And at the end of the day, all that shit is for wools anyway. ;)
I hate pink. Pink for women seems to be predominant among sports clothes in general. Women’s trainers, tshirts, trackies etc have pink swooshes etc (or as an alternative, try baby blue or lilac). I think men’s sports clothes (including the LFC branded items) are generally nicer, but they don’t fit right.
Don’t get me started with men and kids getting a free tshirt with the new kit, but women are not. Why not?
There are many things that could be regarded as concerns in today’s modern game, hell in today’s world. Pink shirts are not one of them.
As I was walking around the club shop after the Chelsea game I had similar thoughts (although I find the glittery foil which is emblazoned over otherwise decent tops just as offensive as the plague of pink ). I love football and I don’t need pink or sparkles to reassure myself (and those around me) that I am still feminine.
The footballing world seems to be *slowly* coming to grips with the concept that we can understand the off side rule, and support a team based on the style of play and ethos of a club, rather than the merits of the captain’s thighs. I just hope that the club shop realises that Liverpool are RED and that supporters (with or without ovaries) want to wear red-based (and whatever matches the 2nd/3rd/keeper kits) merchandise to show their support.
We womenfolk like red and understand the offside rule: what an amazingly progressive world we live in….
(As an aside:

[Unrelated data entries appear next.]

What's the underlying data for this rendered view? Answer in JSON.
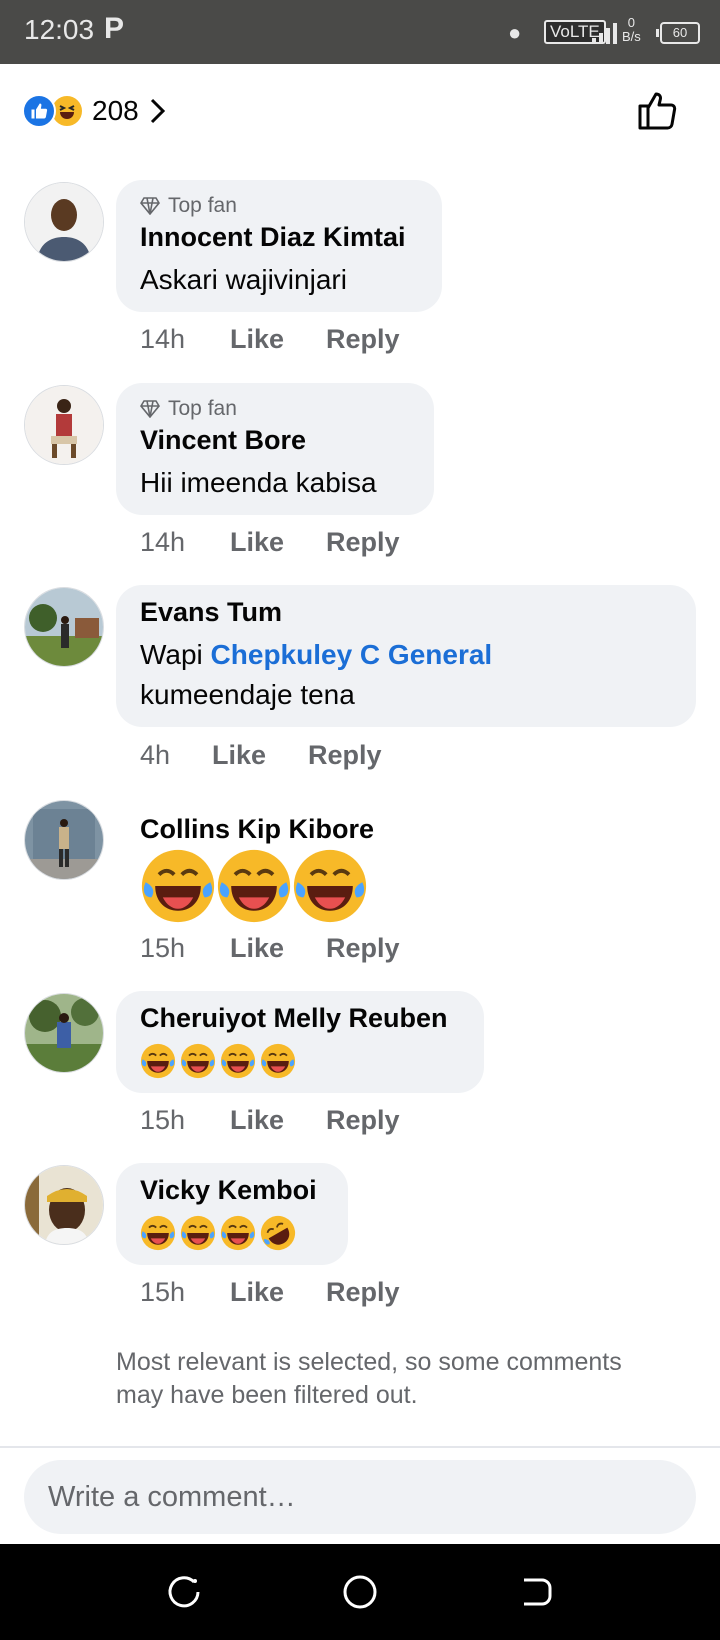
{
  "status_bar": {
    "time": "12:03",
    "app_indicator": "P",
    "network_type": "VoLTE",
    "data_speed_value": "0",
    "data_speed_unit": "B/s",
    "battery_level": "60"
  },
  "reactions": {
    "count": "208",
    "types": [
      "like-icon",
      "haha-icon"
    ]
  },
  "comments": [
    {
      "badge": "Top fan",
      "author": "Innocent Diaz Kimtai",
      "text": "Askari wajivinjari",
      "time": "14h",
      "like": "Like",
      "reply": "Reply"
    },
    {
      "badge": "Top fan",
      "author": "Vincent Bore",
      "text": "Hii imeenda kabisa",
      "time": "14h",
      "like": "Like",
      "reply": "Reply"
    },
    {
      "author": "Evans Tum",
      "text_prefix": "Wapi",
      "mention": "Chepkuley C General",
      "text_line2": "kumeendaje tena",
      "time": "4h",
      "like": "Like",
      "reply": "Reply"
    },
    {
      "author": "Collins Kip Kibore",
      "emoji_count": 3,
      "time": "15h",
      "like": "Like",
      "reply": "Reply"
    },
    {
      "author": "Cheruiyot Melly Reuben",
      "emoji_count": 4,
      "time": "15h",
      "like": "Like",
      "reply": "Reply"
    },
    {
      "author": "Vicky Kemboi",
      "emoji_count": 4,
      "time": "15h",
      "like": "Like",
      "reply": "Reply"
    }
  ],
  "filter_note": "Most relevant is selected, so some comments may have been filtered out.",
  "composer": {
    "placeholder": "Write a comment…"
  },
  "colors": {
    "accent": "#1b74e4",
    "mention": "#1b6ed6",
    "bubble": "#f0f2f5",
    "secondary_text": "#65676b",
    "emoji": "#f7b928"
  }
}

It was not until circa WWI that pink became designated a feminine colour. Previously it was deemed masculine, as it is a derivative of red which is regarded as a strong/powerful/passionate/violent colour. That is why the Virgin Mary is traditionally depicted in blue (a nice peaceful colour reminiscent of summer skies and still lakes) not pink. I do not think the merchandise designers are aware of the history of engenderising colours so they cannot use the defence of ‘come on girls we are recognising your strength and passion for the club’ by offering us candy coloured goods that look like they belong in the Barbie aisle. If anyone can find an historial defence for glittery foil sh*ite I would be interested to hear it though…)
I hate that women get different clothes than the men get. It’s insulting and condescending. I’d like the kit that the players wear in my size. Is that too much to ask?
I always thought the pink stuff was for men to buy to their girlfriends – that you could get your bird wear something footie related even though she’s not into football – as long as it’s pink it’ll do and she’ll agree to wear it. Like showing off your kids in a LFC kit you can show off your girlfriend/wife too.
Good article. I have supported LFC since the time before they started selling stuff for women. I wear a red and white scarf to show my allegiance when I go to go to the game, the same one I have worn for years. In some ways it’s a step forward for them to acknowledge that female supporters exist in many numbers, but some of the tat that is on offer in the club shop is so horrendous it hurts the eyes to look at it!! This week has proved beyond a shadow of a doubt that LFC is a money game now so while girls are buying it (or having it bought for them), it looks like it’s here to stay.
Haha! Class article, could not agree more.